Archaeological excavation at the historic Shickluna Shipyard along Twelve Mile Creek will start this July, and Brock’s Department of History is offering an archaeological fieldwork course open to students and community members.
“It will be an exciting research excavation and the first of its kind in Canada,” says Kimberly Monk, a maritime archaeologist and adjunct professor with the Department of History.
The fieldschool will run July 15 to Aug. 16. In addition to learning skills in archaeological survey and excavation, course participants will be trained in how to process artifacts and explore Niagara’s industrial heritage by visiting other key 19th century sites along the Welland Canal.
“We are delighted to involve Brock students and the Niagara community in our work at the Shickluna Shipyard,” Monk says. “They will be unearthing not only an important part of Niagara’s past, but one of Canada’s preeminent 19th century shipyards.”
“The fieldwork will answer key research questions about local and international trade, labour history, and the infrastructure of wooden shipbuilding, and highlight the connected legacies of port cities and their vital role in supporting community and economic development.”
The shipyard, one of two dozen established along the canal, was built by Maltese immigrant Lewis Shickluna, who is credited with building and repairing more than 200 ships between 1834 and 1894. In addition to the shipyard buildings and basin, he also built cottages for the workers.
Monk is hoping the team will find remains of the shipyard buildings, along with shipbuilding tools and possibly the hull of the schooner James Norris, a Welland Sailing Canal ship that was buried when the shipyard basin was filled in.
“The historic environment of the Welland Canals provides an ideal case study for understanding the maritime cultural landscape, with the potential for long-term research,” says Monk.
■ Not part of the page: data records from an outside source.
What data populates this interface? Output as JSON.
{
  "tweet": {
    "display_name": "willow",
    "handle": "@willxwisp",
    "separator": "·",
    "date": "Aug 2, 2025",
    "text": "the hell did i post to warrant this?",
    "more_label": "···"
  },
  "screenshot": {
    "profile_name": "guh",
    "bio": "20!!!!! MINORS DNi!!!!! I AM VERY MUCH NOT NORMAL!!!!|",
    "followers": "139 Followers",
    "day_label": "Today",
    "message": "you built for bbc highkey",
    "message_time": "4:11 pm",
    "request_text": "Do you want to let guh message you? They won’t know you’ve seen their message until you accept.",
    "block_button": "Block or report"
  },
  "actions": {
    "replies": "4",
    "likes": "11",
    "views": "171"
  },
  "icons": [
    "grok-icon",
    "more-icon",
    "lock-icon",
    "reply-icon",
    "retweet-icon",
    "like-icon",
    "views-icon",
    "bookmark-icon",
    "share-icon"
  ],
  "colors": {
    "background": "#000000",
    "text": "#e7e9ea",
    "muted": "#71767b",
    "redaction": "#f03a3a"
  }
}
Shipyards are an important part of the industrial landscape, where communities of skilled artisans participated in regional and global trade systems.
The two-year study of the Schikluna shipyard is being led by Monk and involves students and faculty from Brock, McMaster and Trent universities.
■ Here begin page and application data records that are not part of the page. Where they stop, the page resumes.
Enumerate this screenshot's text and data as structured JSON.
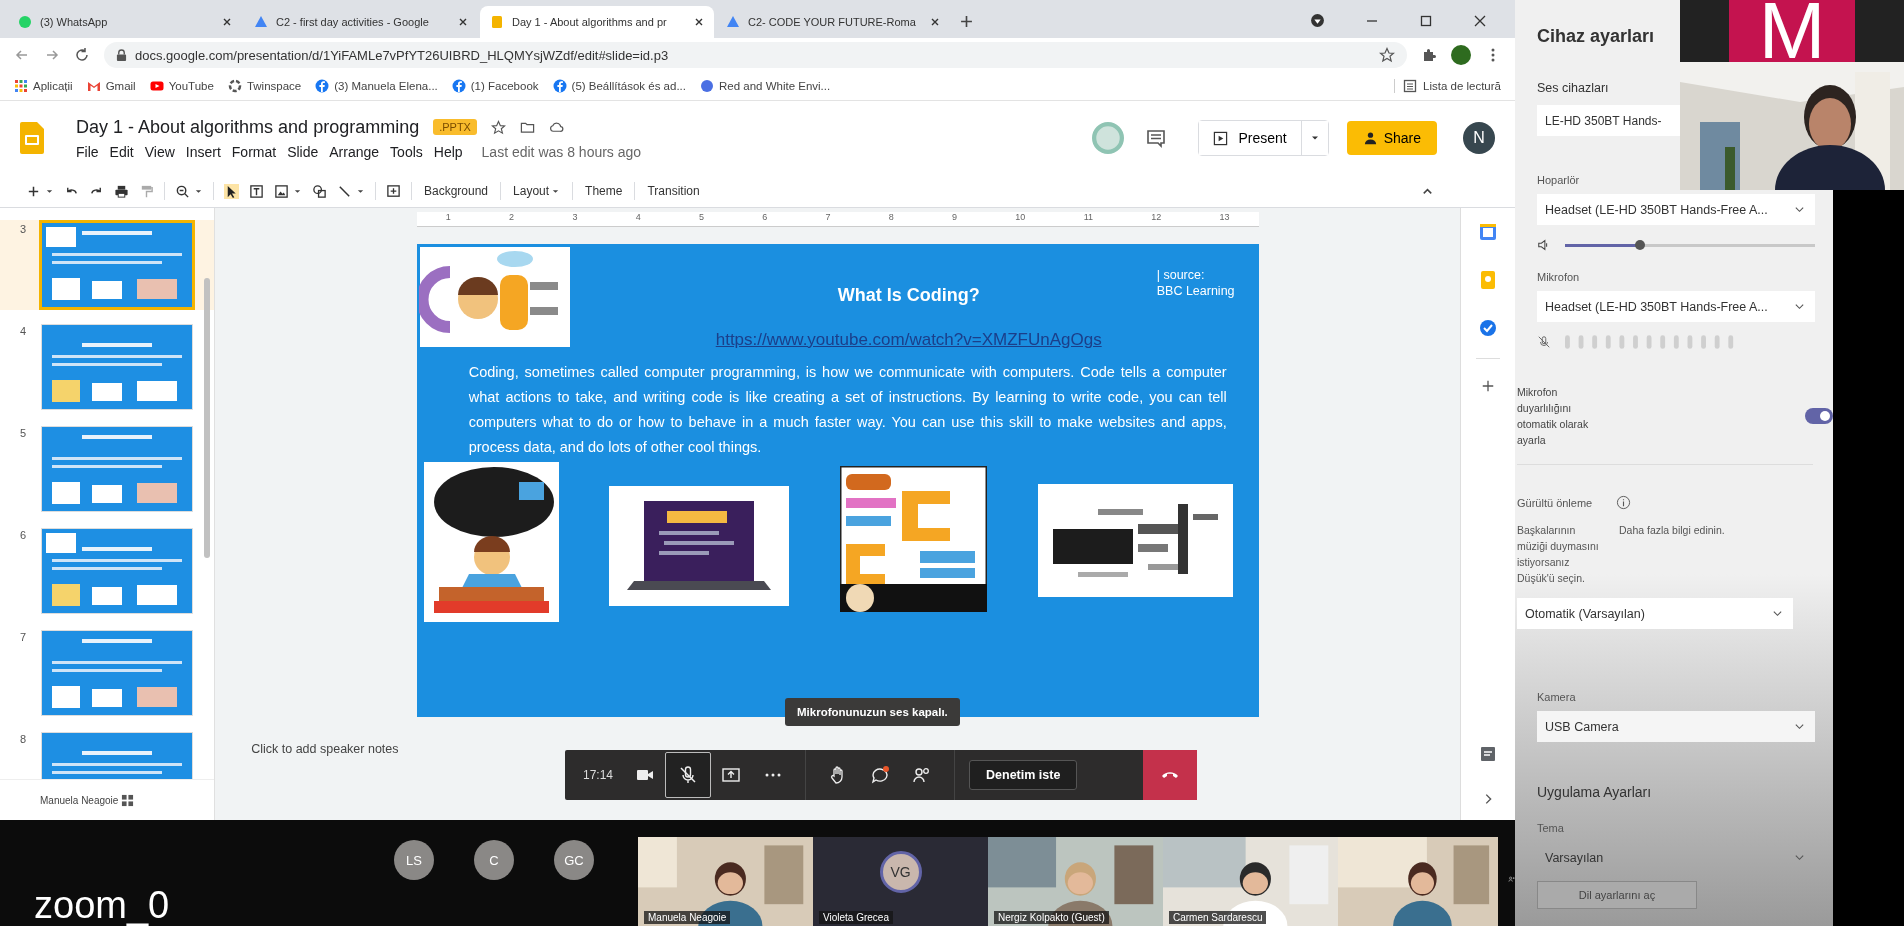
{
  "browser": {
    "tabs": [
      {
        "kind": "whatsapp",
        "title": "(3) WhatsApp",
        "selected": false
      },
      {
        "kind": "drive",
        "title": "C2 - first day activities - Google",
        "selected": false
      },
      {
        "kind": "slides",
        "title": "Day 1 - About algorithms and pr",
        "selected": true
      },
      {
        "kind": "drive",
        "title": "C2- CODE YOUR FUTURE-Roma",
        "selected": false
      }
    ],
    "url": "docs.google.com/presentation/d/1YiFAMLe7vPfYT26UIBRD_HLQMYsjWZdf/edit#slide=id.p3",
    "bookmarks": [
      {
        "kind": "apps",
        "label": "Aplicații"
      },
      {
        "kind": "gmail",
        "label": "Gmail"
      },
      {
        "kind": "youtube",
        "label": "YouTube"
      },
      {
        "kind": "twinspace",
        "label": "Twinspace"
      },
      {
        "kind": "facebook",
        "label": "(3) Manuela Elena..."
      },
      {
        "kind": "facebook",
        "label": "(1) Facebook"
      },
      {
        "kind": "facebook",
        "label": "(5) Beállítások és ad..."
      },
      {
        "kind": "globe",
        "label": "Red and White Envi..."
      }
    ],
    "reading_list": "Lista de lectură"
  },
  "docs": {
    "title": "Day 1 - About algorithms and programming",
    "badge": ".PPTX",
    "menu": [
      "File",
      "Edit",
      "View",
      "Insert",
      "Format",
      "Slide",
      "Arrange",
      "Tools",
      "Help"
    ],
    "last_edit": "Last edit was 8 hours ago",
    "present": "Present",
    "share": "Share",
    "user_initial": "N",
    "toolbar": [
      "Background",
      "Layout",
      "Theme",
      "Transition"
    ],
    "ruler": [
      "1",
      "2",
      "3",
      "4",
      "5",
      "6",
      "7",
      "8",
      "9",
      "10",
      "11",
      "12",
      "13"
    ],
    "thumbnails": [
      {
        "number": "3",
        "selected": true
      },
      {
        "number": "4",
        "selected": false
      },
      {
        "number": "5",
        "selected": false
      },
      {
        "number": "6",
        "selected": false
      },
      {
        "number": "7",
        "selected": false
      },
      {
        "number": "8",
        "selected": false
      }
    ],
    "speaker_notes": "Click to add speaker notes"
  },
  "slide": {
    "title": "What Is Coding?",
    "link": "https://www.youtube.com/watch?v=XMZFUnAgOgs",
    "source": [
      "| source:",
      "BBC Learning"
    ],
    "body": "Coding, sometimes called computer programming, is how we communicate with computers. Code tells a computer what actions to take, and writing code is like creating a set of instructions. By learning to write code, you can tell computers what to do or how to behave in a much faster way. You can use this skill to make websites and apps, process data, and do lots of other cool things."
  },
  "meeting": {
    "toast": "Mikrofonunuzun ses kapalı.",
    "time": "17:14",
    "mic_muted": true,
    "chat_unread": true,
    "request_control": "Denetim iste",
    "presenter": "Manuela Neagoie"
  },
  "participants": {
    "avatars": [
      "LS",
      "C",
      "GC"
    ],
    "tiles": [
      {
        "kind": "picture",
        "name": "Manuela Neagoie"
      },
      {
        "kind": "avatar",
        "initials": "VG",
        "name": "Violeta Grecea"
      },
      {
        "kind": "picture",
        "name": "Nergiz Kolpakto (Guest)"
      },
      {
        "kind": "picture",
        "name": "Carmen Sardarescu"
      },
      {
        "kind": "picture"
      }
    ],
    "label": "zoom_0"
  },
  "self_view": {
    "initial": "M"
  },
  "settings": {
    "title": "Cihaz ayarları",
    "audio_label": "Ses cihazları",
    "audio_device": "LE-HD 350BT Hands-",
    "speaker_label": "Hoparlör",
    "speaker": "Headset (LE-HD 350BT Hands-Free A...",
    "speaker_volume": {
      "level": 0.3
    },
    "mic_label": "Mikrofon",
    "mic": "Headset (LE-HD 350BT Hands-Free A...",
    "auto_sensitivity": {
      "label": "Mikrofon duyarlılığını otomatik olarak ayarla",
      "on": true
    },
    "noise_label": "Gürültü önleme",
    "noise_help": "Başkalarının müziği duymasını istiyorsanız Düşük'ü seçin.",
    "learn_more": "Daha fazla bilgi edinin.",
    "noise": "Otomatik (Varsayılan)",
    "camera_label": "Kamera",
    "camera": "USB Camera",
    "app_label": "Uygulama Ayarları",
    "theme_label": "Tema",
    "theme": "Varsayılan",
    "language_button": "Dil ayarlarını aç"
  }
}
The project brings together experts in history, digital reconstruction and natural sciences. John Bonnett, Brock University Associate Professor of History, will be working with 3D modelling of artifacts and features found at the site. Colleen Beard, from Brock’s Map, Data and GIS library, will be contributing her extensive experience with Geographic Information Systems and the geovisualization of the historic canal.
Michael Pisarc, Professor with the Department of Geography and Tourism, will be examining paleoecological indicators to help understand climate change in Niagara. Joe Boyce, an Assistant Professor of Earth Sciences at McMaster University, will use geophysical and geo-archaeological methods to document coastline changes.
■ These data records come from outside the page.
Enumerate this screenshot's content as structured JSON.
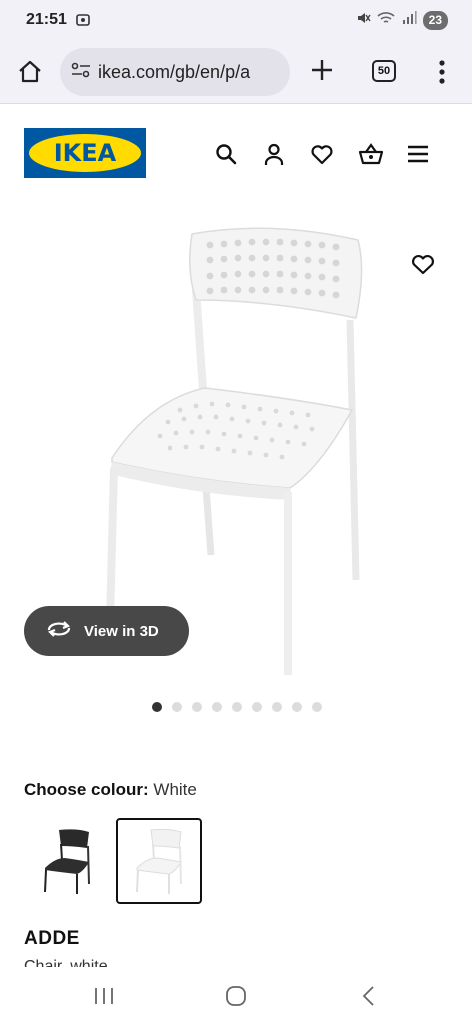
{
  "status_bar": {
    "time": "21:51",
    "battery": "23"
  },
  "browser": {
    "url": "ikea.com/gb/en/p/a",
    "tab_count": "50"
  },
  "site": {
    "logo_text": "IKEA"
  },
  "gallery": {
    "view_3d_label": "View in 3D",
    "image_count": 9,
    "active_index": 0
  },
  "product": {
    "choose_colour_label": "Choose colour:",
    "selected_colour": "White",
    "name": "ADDE",
    "description": "Chair, white"
  },
  "colors": {
    "ikea_blue": "#0058a3",
    "ikea_yellow": "#ffdb00",
    "view3d_bg": "#484848"
  }
}
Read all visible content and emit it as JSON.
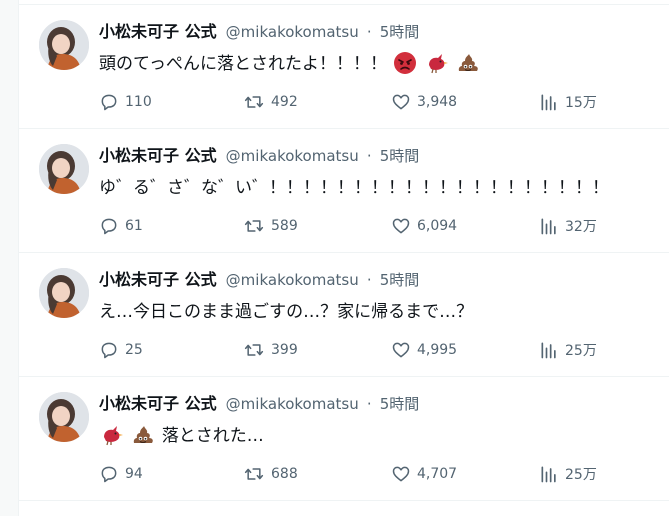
{
  "account": {
    "display_name": "小松未可子 公式",
    "handle": "@mikakokomatsu",
    "separator": "·"
  },
  "tweets": [
    {
      "time": "5時間",
      "text": "頭のてっぺんに落とされたよ！！！！",
      "emoji": [
        "angry-face",
        "red-bird",
        "pile-of-poo"
      ],
      "emoji_position": "after",
      "replies": "110",
      "retweets": "492",
      "likes": "3,948",
      "views": "15万"
    },
    {
      "time": "5時間",
      "text": "ゆ゛る゛さ゛な゛い゛！！！！！！！！！！！！！！！！！！！！",
      "emoji": [],
      "emoji_position": "none",
      "replies": "61",
      "retweets": "589",
      "likes": "6,094",
      "views": "32万"
    },
    {
      "time": "5時間",
      "text": "え…今日このまま過ごすの…？家に帰るまで…？",
      "emoji": [],
      "emoji_position": "none",
      "replies": "25",
      "retweets": "399",
      "likes": "4,995",
      "views": "25万"
    },
    {
      "time": "5時間",
      "text": "落とされた…",
      "emoji": [
        "red-bird",
        "pile-of-poo"
      ],
      "emoji_position": "before",
      "replies": "94",
      "retweets": "688",
      "likes": "4,707",
      "views": "25万"
    }
  ],
  "colors": {
    "text": "#0f1419",
    "secondary": "#536471",
    "divider": "#eff3f4",
    "avatar_coat": "#c1622f",
    "emoji_angry": "#d22f3c",
    "emoji_bird": "#c9283e",
    "emoji_poo": "#8a5a3c"
  }
}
The project is funded by the Social Sciences and Humanities Research Council of Canada.
Although the site will be closed to the public during excavations for safety reasons, Monk and the team are planning several open house days for interested members of the public to visit and learn more about Niagara’s important industrial heritage.
Details about the archaeological field school are available on the Department of History’s website.
This article also appeared in the Brock News.